Two studies in Germany projected that 48,000 MW of wind power will allow reducing conventional capacity by only 2,000 MW, a 4% capacity credit (as described in “Wind Report 2005,” Eon Netz). Your statement leads the non-critical thinker into believing that renewables can directly one for one, replace coal when in fact it cannot. According to Eon Netz, one of the four grid managers in Germany, with 7,050 MW of wind power capacity installed in its area at the end of 2004, the amount of back-up required was over 80%, which was the maximum output observed from all of their wind power facilities together. That is, for every 10 MW of wind power added to the system in this case, at least 8 MW of back-up power must also be dedicated.
In other words, wind needs 100% back-up of its maximum output.
Note also that the cost benefit analysis upon which your government is working, also does not take into consideration the health/mortality risks of the alternatives after the coal plants are shut down. We can’t just turn off 25% of our power supply. If this McGuinty government is truly concerned about health, then he would scrap green energy policies that increase unemployment and triple the cost of electricity for families that are already having trouble making ends meet.
In 2009, coal generation was down more than 70 per cent from 2003 levels, the lowest level in 45 years. By contrast, between 1995 and 2003 coal fired generation went up 127 per cent.
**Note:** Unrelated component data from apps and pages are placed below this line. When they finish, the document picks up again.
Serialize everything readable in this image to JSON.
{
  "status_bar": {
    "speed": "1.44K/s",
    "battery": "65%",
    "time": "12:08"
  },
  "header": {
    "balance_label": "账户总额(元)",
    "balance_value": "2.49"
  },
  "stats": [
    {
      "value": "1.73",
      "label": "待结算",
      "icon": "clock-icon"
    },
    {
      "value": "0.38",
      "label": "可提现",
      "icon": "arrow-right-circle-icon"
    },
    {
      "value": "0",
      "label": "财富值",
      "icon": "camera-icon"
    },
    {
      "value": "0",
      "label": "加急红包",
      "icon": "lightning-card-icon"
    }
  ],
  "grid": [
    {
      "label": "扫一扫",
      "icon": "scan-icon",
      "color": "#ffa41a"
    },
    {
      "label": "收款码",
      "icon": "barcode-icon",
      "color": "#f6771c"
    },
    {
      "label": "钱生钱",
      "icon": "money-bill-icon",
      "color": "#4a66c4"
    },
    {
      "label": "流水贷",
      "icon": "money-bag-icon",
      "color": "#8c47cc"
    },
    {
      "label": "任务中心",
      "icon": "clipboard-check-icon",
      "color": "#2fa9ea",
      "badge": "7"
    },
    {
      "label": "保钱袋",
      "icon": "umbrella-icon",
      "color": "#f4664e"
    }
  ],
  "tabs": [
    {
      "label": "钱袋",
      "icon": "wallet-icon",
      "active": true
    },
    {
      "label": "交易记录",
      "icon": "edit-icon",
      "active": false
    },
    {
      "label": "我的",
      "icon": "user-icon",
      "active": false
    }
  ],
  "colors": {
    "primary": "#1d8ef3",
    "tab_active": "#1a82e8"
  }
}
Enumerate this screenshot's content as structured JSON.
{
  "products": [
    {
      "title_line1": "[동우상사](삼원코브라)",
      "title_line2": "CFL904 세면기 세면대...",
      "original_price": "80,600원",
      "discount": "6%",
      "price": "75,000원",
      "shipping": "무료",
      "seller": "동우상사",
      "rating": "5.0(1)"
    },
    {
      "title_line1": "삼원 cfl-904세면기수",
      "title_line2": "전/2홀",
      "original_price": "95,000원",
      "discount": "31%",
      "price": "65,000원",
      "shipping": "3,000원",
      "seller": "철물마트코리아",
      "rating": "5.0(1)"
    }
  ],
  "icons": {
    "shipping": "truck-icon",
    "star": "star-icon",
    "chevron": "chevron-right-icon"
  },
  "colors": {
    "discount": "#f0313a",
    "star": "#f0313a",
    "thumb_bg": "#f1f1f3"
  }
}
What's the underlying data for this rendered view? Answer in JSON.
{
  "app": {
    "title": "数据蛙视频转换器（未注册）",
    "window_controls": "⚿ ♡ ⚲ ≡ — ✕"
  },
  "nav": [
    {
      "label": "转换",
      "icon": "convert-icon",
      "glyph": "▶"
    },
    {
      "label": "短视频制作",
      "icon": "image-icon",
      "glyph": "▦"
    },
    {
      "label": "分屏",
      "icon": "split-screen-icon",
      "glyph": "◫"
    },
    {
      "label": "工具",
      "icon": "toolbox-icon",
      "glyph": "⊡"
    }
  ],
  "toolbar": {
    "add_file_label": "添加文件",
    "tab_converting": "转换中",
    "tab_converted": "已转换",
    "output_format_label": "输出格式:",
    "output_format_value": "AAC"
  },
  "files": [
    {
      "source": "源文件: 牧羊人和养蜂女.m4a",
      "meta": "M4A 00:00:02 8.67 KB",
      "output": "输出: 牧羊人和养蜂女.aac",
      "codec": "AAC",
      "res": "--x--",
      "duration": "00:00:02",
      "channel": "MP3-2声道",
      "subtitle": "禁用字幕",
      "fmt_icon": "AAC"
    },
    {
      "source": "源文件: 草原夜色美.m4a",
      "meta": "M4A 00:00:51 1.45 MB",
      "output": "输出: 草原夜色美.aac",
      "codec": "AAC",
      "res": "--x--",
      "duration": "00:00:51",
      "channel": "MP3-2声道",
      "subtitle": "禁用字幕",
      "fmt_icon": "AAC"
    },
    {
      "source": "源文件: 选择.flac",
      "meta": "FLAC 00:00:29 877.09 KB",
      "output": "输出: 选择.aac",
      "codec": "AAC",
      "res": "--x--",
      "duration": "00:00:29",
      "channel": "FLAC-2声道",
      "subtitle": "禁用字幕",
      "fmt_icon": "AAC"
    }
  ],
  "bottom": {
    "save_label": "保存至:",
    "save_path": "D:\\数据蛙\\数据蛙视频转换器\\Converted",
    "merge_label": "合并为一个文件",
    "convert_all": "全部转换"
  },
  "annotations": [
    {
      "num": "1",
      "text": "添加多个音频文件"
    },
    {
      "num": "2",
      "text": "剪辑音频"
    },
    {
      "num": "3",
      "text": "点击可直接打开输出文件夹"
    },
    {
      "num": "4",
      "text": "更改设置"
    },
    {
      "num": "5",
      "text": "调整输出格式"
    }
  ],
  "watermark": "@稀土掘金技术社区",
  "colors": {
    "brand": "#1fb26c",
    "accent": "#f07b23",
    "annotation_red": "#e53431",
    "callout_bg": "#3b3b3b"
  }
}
Ontario is in energy surplus right now largely due to the financial fall out of 2008 which has in turn reduced the manufacturing sector. I live in the Windsor area therefore see and hear daily how this has affected the automotive industry our economy and unemployment rate (the highest in the country) The reason coal generation was so high in 2003 was the fact that our uninformed government had shutdown several nuclear units -fortunately we had the coal generation to fall back on – since then some of the nuclear units have or soon will be returned to service plus the above mentioned new gas plants reducing the need for lots of continuous coal generation. However it is worth noting that during the periods when the demand on the grid is higher than normal, it is coal generation that the system falls back on because unlike the futile wind and solar power coal generation, coal is reliable and efficient and in Ontario’s case, mostly clean.
Ontario earned an “A+” on the latest report card from the Canadian Energy Efficiency Alliance, up from a “C-” six years earlier.
If Ontario electrical sector has improved in efficiencies, than why has this not translated to our electricity costs? My last two electrical bills have gone up $135. A little different than the monthly projected $1.60/month your government forecast ed. And who may I ask, constitutes the Canadian Energy Efficiency Alliance – how much of my taxes or electricity bill goes to pay for such an organization.
Nearly 1 million consumers now have the power to manage their energy consumption better by shifting their energy use to off-peak hours and taking advantage of time-of-use pricing.
Again my electricity bill went up by $135, despite the fact that the majority of my electrical usage(65%) was during off peak hours. Peak hours are doubled the rates. This statement is an insult to the intelligence of the people of Ontario and imposes a huge penalty on the people most unable to pay the obvious extra cost.
The Ontario Energy and Property Tax Credit will provide $1.3 billion in support to Ontario families and individuals in 2010.
Who is eventually paying for this? My guess is the consumer through increased rates. A classic case of robbing Peter to pay Paul despite they are brothers living under the same roof.
The Northern Ontario Energy Credit is a new, permanent energy credit to help families and individuals in the North who face higher energy costs.
Another case of robbing Peter to pay Paul
The Emergency Energy Fund provides funding to municipalities to support low-income Ontarian s facing energy-related emergencies.
Again who is paying for this?